On most nights, I would have at least gone over to him for a minute to see how he was doing. I don't know if I just felt sorry for the guy, or if I felt guilty because of the business with Sylvia. Or maybe I really liked the guy. Maybe I considered him my friend despite all the obvious reasons not to. But for some reason I just didn't feel up to it on this night. I let him stand there by the bar until he finally gave up and left.
I felt bad as soon as the door shut behind him. "I'm gonna call it a night, guys," I said. I was hoping I could catch him in the parking lot, but when I got outside he was already gone.
On the ride home, there's a stretch on the main road where the trees open up and you get a great look at the lake. There wasn't much moonlight coming through the clouds, but there was enough to see that the waves were getting bigger, maybe four or five feet. I could feel the truck rocking in the wind as I drove. Somewhere out there, a good thousand feet under the waves, there were twenty-nine men still sleeping, twenty years after the Edmund Fitzgerald went down. I bet that night felt just like this one.
The wind followed me all the way home, and even when I was inside the cabin I could feel it coming through the cracks. I turned off every light and crawled under my thickest comforter. In the total darkness I could hear the night whispering to me.
I slept. I don't know how long. Then a noise. The phone.

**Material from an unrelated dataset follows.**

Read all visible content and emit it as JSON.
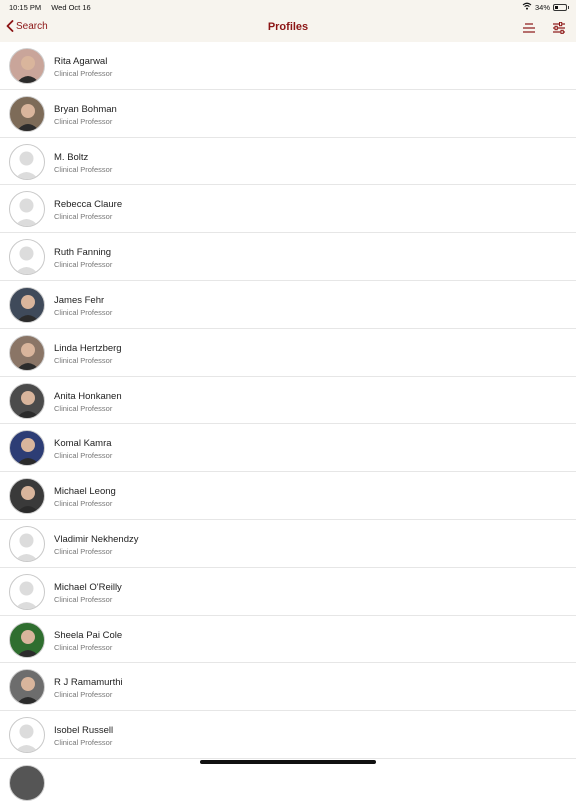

It rang a few times before I got to it. When I picked it up, a voice said, "Alex."
"Alex, it's me, Edwin."
"Edwin? God, what time is it?"
"I don't know," he said. "I think it's about two in the morning."
"Two in the ... for God's sake, Edwin, what is it?"
"Um, I've got a little problem here, Alex."
"What kind of problem?"
"Alex, I know it's real late, but is there any chance of you coming out here?"
"Where? Your house?"
"No. I'm in the Soo."
"What? I just saw you a couple hours ago at the bar."
"Yeah, I know. I was on my way out here."
"Edwin, what the hell's going on?"
I stood there shivering for a long moment, listening to the wind outside and to a distant hum on the phone line. "Alex, please," he finally said. His voice started to break. "Please come out here. I think he's dead."
"Who's dead? What are you talking about?"
"I really think he's dead, Alex. I mean, the blood ..."
"Edwin, where are you?"
"The blood, Alex." I could barely hear him. "I've never seen so much blood."